* **Aim of the task**
Across the following data, how many lines include the string "caption"? Reply with the number and nothing more.

[Start of Attachment]

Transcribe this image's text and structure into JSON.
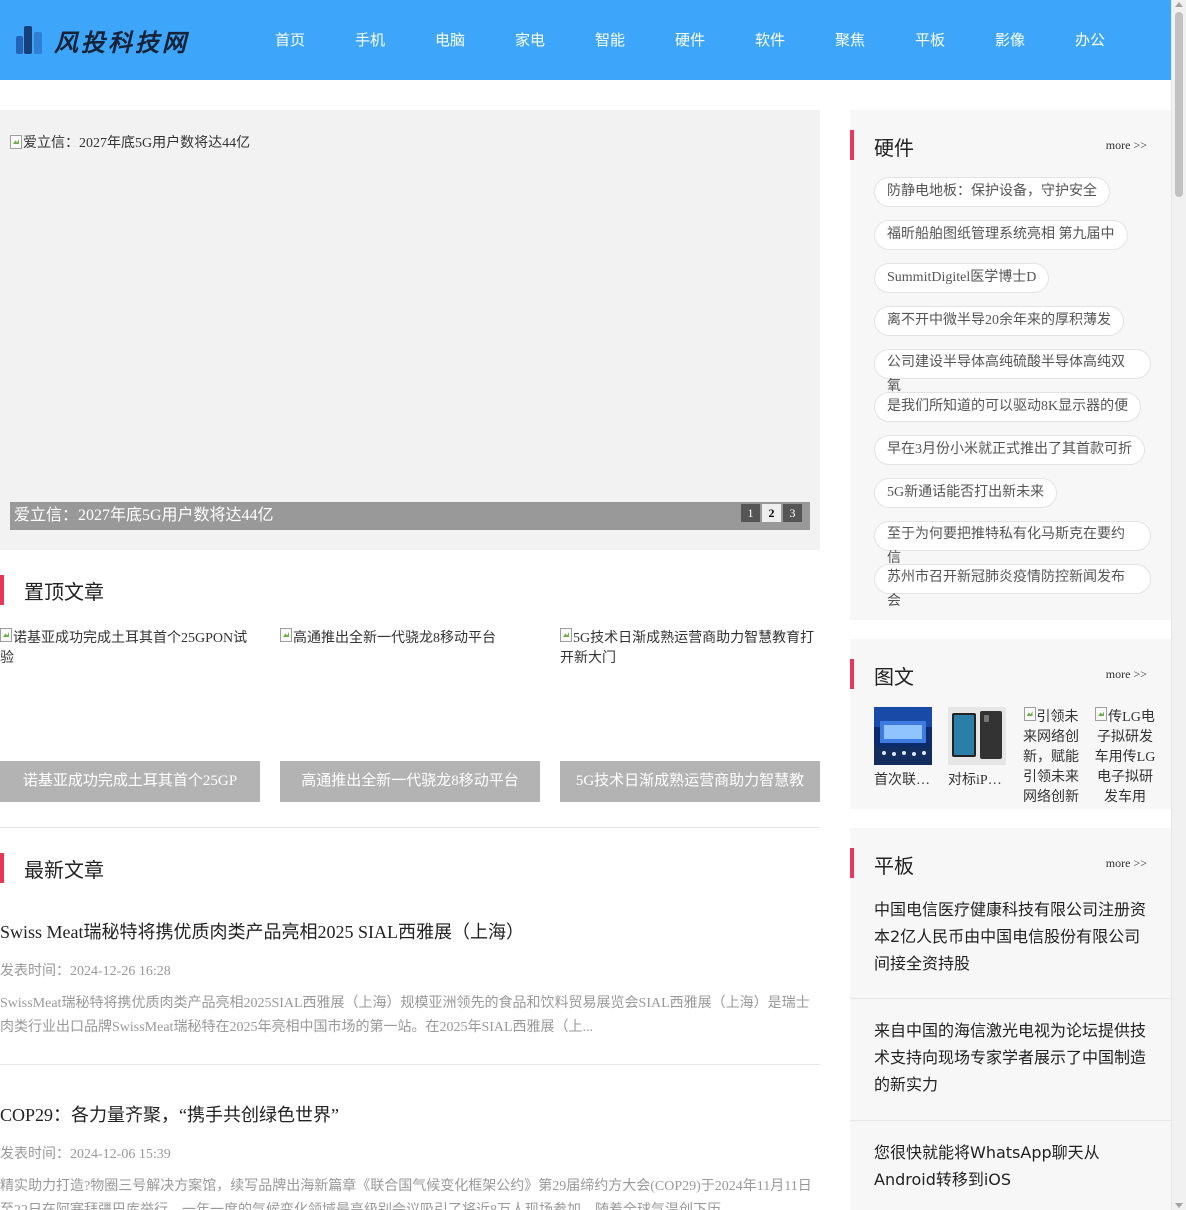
{
  "header": {
    "logo_text": "风投科技网",
    "nav": [
      "首页",
      "手机",
      "电脑",
      "家电",
      "智能",
      "硬件",
      "软件",
      "聚焦",
      "平板",
      "影像",
      "办公"
    ]
  },
  "slider": {
    "image_alt": "爱立信：2027年底5G用户数将达44亿",
    "caption": "爱立信：2027年底5G用户数将达44亿",
    "pages": [
      "1",
      "2",
      "3"
    ],
    "active_page": "2"
  },
  "top_section": {
    "title": "置顶文章",
    "cards": [
      {
        "alt": "诺基亚成功完成土耳其首个25GPON试验",
        "caption": "诺基亚成功完成土耳其首个25GP"
      },
      {
        "alt": "高通推出全新一代骁龙8移动平台",
        "caption": "高通推出全新一代骁龙8移动平台"
      },
      {
        "alt": "5G技术日渐成熟运营商助力智慧教育打开新大门",
        "caption": "5G技术日渐成熟运营商助力智慧教"
      }
    ]
  },
  "latest_section": {
    "title": "最新文章",
    "time_label": "发表时间：",
    "articles": [
      {
        "title": "Swiss Meat瑞秘特将携优质肉类产品亮相2025 SIAL西雅展（上海）",
        "time": "2024-12-26 16:28",
        "summary": "SwissMeat瑞秘特将携优质肉类产品亮相2025SIAL西雅展（上海）规模亚洲领先的食品和饮料贸易展览会SIAL西雅展（上海）是瑞士肉类行业出口品牌SwissMeat瑞秘特在2025年亮相中国市场的第一站。在2025年SIAL西雅展（上..."
      },
      {
        "title": "COP29：各力量齐聚，“携手共创绿色世界”",
        "time": "2024-12-06 15:39",
        "summary": "精实助力打造?物圈三号解决方案馆，续写品牌出海新篇章《联合国气候变化框架公约》第29届缔约方大会(COP29)于2024年11月11日至22日在阿塞拜疆巴库举行。一年一度的气候变化领域最高级别会议吸引了将近8万人现场参加。随着全球气温创下历"
      }
    ]
  },
  "sidebar": {
    "hardware": {
      "title": "硬件",
      "more": "more >>",
      "tags": [
        "防静电地板：保护设备，守护安全",
        "福昕船舶图纸管理系统亮相 第九届中",
        "SummitDigitel医学博士D",
        "离不开中微半导20余年来的厚积薄发",
        "公司建设半导体高纯硫酸半导体高纯双氧",
        "是我们所知道的可以驱动8K显示器的便",
        "早在3月份小米就正式推出了其首款可折",
        "5G新通话能否打出新未来",
        "至于为何要把推特私有化马斯克在要约信",
        "苏州市召开新冠肺炎疫情防控新闻发布会"
      ]
    },
    "pictures": {
      "title": "图文",
      "more": "more >>",
      "items": [
        {
          "caption": "首次联合举办",
          "alt": ""
        },
        {
          "caption": "对标iPad Pro",
          "alt": ""
        },
        {
          "caption": "",
          "alt": "引领未来网络创新，赋能引领未来网络创新"
        },
        {
          "caption": "",
          "alt": "传LG电子拟研发车用传LG电子拟研发车用"
        }
      ]
    },
    "tablet": {
      "title": "平板",
      "more": "more >>",
      "items": [
        "中国电信医疗健康科技有限公司注册资本2亿人民币由中国电信股份有限公司间接全资持股",
        "来自中国的海信激光电视为论坛提供技术支持向现场专家学者展示了中国制造的新实力",
        "您很快就能将WhatsApp聊天从Android转移到iOS"
      ]
    }
  },
  "colors": {
    "header_bg": "#3ea6fa",
    "accent": "#e8375a"
  }
}
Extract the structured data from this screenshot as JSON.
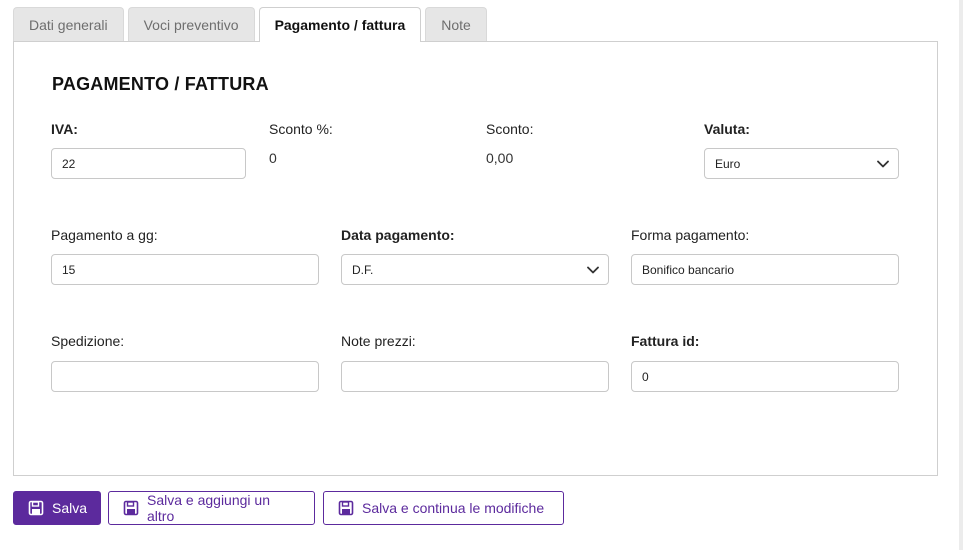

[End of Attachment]

* **Response to this exercise**
8